The following is a progress report submitted to the Flutie Foundation on behalf of a family that received a laptop through the Foundation's 2011 Laurie Flutie Computer Initiative*. The child's mother expressed to the Foundation that the computer donated to her adopted daughter has "changed my life."
Sharon is a single mother living on a very limited disability income. She has had uterine cancer. Yet despite her own challenges, this courageous, caring, and resourceful woman has successfully parented 13 foster children. Sharon adopted her youngest, who has Asperger's Syndrome, after Olivia's mother lost custody due to drug problems.
Sharon has worked hard to give Olivia the opportunity to study cello and to perform with the Children's Opera, as well as finding her a math tutor through a local University. Olivia struggles with math, with slow processing speed, and with executive function issues. She has been teased and bullied at her school, on the bus, and in her neighborhood. Overall, Sharon has not found her local school system very supportive or responsive.
Prior to receiving the computer, Sharon did not know how to use a computer and did not have email. The family was extremely isolated.
The computer has served as a means of strengthening family bonds and the self-esteem of both mother and daughter. One of Sharon's older daughters helped her set up and learn to use the computer. Olivia has also been teaching her mother computer skills.
Olivia is "thrilled" with her new laptop. She takes it to school, and uses it to work on her school assignments. She also uses it to have fun-both by herself and with her mother. Socially isolated, spending a lot of her time at home, Olivia considers the computer her friend. She likes watching YouTube videos and showing Sharon her favorites. She learns jokes to tell her mother. She finds riddles online, and asks Sharon to guess the answers. Mother and daughter spend a lot of time sitting together in front of the computer, learning and playing together.
When Olivia was first diagnosed with Asperger Syndrome, Sharon felt very sad. She attended AANE's (the Asperger's Association of New England) 2010 fall conference, but left part way through, overwhelmed by the sadness and fear she felt for Olivia. The computer supports Sharon's journey toward understanding and accepting Olivia's Asperger's diagnosis. Sharon has been reading about Asperger Syndrome online, and participating in AANE's online support group (a Google group list-serv) for parents of teens. AANE staff can now quickly send her the information and resources she needs in order to understand and help her daughter.
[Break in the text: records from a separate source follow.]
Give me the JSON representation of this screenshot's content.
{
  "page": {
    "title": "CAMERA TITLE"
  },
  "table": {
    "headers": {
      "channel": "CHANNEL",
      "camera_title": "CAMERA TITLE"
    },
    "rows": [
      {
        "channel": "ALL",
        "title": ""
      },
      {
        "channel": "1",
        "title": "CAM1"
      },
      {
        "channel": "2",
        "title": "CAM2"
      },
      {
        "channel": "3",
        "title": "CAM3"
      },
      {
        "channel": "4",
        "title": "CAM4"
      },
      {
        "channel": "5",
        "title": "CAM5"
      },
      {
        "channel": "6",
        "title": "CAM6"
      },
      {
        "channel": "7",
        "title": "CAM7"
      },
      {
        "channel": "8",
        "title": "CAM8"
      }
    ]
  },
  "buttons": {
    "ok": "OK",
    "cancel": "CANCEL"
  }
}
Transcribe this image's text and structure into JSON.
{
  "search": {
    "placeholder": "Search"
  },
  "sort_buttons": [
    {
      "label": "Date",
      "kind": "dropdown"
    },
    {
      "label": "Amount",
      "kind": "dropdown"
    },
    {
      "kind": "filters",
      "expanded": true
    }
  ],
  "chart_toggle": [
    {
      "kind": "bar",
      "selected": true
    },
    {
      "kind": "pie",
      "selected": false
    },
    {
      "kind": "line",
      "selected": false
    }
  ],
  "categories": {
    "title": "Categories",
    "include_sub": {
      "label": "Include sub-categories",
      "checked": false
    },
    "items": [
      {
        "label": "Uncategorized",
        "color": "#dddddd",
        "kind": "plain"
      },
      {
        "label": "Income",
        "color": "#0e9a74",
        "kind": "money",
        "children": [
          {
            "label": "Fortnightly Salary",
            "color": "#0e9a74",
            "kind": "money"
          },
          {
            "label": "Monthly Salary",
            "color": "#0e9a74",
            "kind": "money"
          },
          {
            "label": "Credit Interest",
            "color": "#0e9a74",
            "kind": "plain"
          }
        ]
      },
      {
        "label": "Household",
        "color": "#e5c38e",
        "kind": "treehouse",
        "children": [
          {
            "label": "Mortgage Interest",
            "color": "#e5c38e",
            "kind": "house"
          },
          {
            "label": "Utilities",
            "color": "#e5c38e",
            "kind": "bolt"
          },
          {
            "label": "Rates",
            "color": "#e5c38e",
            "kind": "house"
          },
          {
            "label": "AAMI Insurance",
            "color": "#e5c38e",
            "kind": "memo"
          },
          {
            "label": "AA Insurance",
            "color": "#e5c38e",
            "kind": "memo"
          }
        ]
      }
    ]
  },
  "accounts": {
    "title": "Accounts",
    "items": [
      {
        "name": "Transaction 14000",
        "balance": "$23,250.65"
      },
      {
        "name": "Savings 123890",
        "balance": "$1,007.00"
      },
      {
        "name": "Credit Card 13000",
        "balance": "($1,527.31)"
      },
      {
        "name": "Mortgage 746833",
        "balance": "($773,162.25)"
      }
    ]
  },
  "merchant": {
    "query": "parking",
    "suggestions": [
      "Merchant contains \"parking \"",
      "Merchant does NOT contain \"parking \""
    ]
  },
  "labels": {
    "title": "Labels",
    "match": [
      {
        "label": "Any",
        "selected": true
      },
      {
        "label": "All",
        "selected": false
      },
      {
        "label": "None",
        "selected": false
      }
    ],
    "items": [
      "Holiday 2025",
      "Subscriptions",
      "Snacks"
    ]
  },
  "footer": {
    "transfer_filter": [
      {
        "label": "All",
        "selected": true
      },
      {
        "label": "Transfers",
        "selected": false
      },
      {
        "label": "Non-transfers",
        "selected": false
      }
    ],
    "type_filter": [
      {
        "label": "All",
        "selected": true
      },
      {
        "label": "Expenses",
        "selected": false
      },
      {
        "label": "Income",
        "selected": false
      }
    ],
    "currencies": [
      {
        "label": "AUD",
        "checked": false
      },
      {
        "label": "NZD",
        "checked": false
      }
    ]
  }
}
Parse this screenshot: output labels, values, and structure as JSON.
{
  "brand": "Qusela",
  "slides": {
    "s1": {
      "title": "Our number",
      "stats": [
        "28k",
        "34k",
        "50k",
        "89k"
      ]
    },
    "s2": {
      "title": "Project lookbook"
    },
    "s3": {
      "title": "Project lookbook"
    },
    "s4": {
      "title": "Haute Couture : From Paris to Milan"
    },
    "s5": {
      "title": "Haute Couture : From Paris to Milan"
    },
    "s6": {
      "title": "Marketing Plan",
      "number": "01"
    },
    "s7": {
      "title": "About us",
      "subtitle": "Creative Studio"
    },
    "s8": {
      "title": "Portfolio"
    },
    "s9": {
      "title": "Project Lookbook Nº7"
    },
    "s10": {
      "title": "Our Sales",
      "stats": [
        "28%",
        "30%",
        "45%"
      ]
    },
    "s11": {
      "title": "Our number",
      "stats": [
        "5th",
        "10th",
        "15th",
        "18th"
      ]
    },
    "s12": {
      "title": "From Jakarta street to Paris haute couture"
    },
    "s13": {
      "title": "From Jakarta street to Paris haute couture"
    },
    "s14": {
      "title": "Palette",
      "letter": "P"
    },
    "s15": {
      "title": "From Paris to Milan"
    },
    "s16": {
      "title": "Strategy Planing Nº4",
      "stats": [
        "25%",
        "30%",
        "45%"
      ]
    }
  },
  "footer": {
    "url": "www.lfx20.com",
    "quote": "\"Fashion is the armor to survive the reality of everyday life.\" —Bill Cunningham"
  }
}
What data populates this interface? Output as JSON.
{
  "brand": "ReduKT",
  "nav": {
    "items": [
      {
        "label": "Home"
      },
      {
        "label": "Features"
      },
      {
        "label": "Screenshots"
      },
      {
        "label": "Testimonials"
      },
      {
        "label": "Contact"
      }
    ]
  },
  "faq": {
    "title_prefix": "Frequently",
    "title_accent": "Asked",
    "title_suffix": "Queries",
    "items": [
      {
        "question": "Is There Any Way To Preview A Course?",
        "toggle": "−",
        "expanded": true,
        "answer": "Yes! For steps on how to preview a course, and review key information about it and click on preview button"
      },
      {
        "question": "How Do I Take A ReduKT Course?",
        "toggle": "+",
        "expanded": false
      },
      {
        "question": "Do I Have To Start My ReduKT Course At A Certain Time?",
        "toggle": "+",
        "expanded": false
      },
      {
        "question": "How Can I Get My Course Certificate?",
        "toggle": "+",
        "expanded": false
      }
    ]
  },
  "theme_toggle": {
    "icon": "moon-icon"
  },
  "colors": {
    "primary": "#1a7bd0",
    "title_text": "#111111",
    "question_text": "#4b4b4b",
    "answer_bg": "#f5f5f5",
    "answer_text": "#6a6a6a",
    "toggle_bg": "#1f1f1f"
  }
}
Olivia has also had trouble understanding and accepting her diagnosis. One day, she saw that Sharon had left an article about "How to talk to your teen about Asperger Syndrome" open on the screen of the laptop. She asked her mother why she was reading that article. This led to a very valuable discussion between them on an important topic they had not previously been able to discuss: what AS is, and that it is nothing to be ashamed of. Although Olivia still wishes to keep her diagnosis very private, this discussion marked a very important step toward self-awareness for her.
Receiving the computer sparked a real turning point in the life of this vulnerable family. Sharon is enormously grateful. She considers the computer's arrival "a blessed event" and says, "It has helped us both so much!" This mother and daughter, who formerly felt very sad and quite alone in an uncaring world, now know that others do care about them. They feel stronger and more hopeful. This computer has been an amazing gift that, in a few short months, has brightened their lives.
*Names have been changed at the request of the family.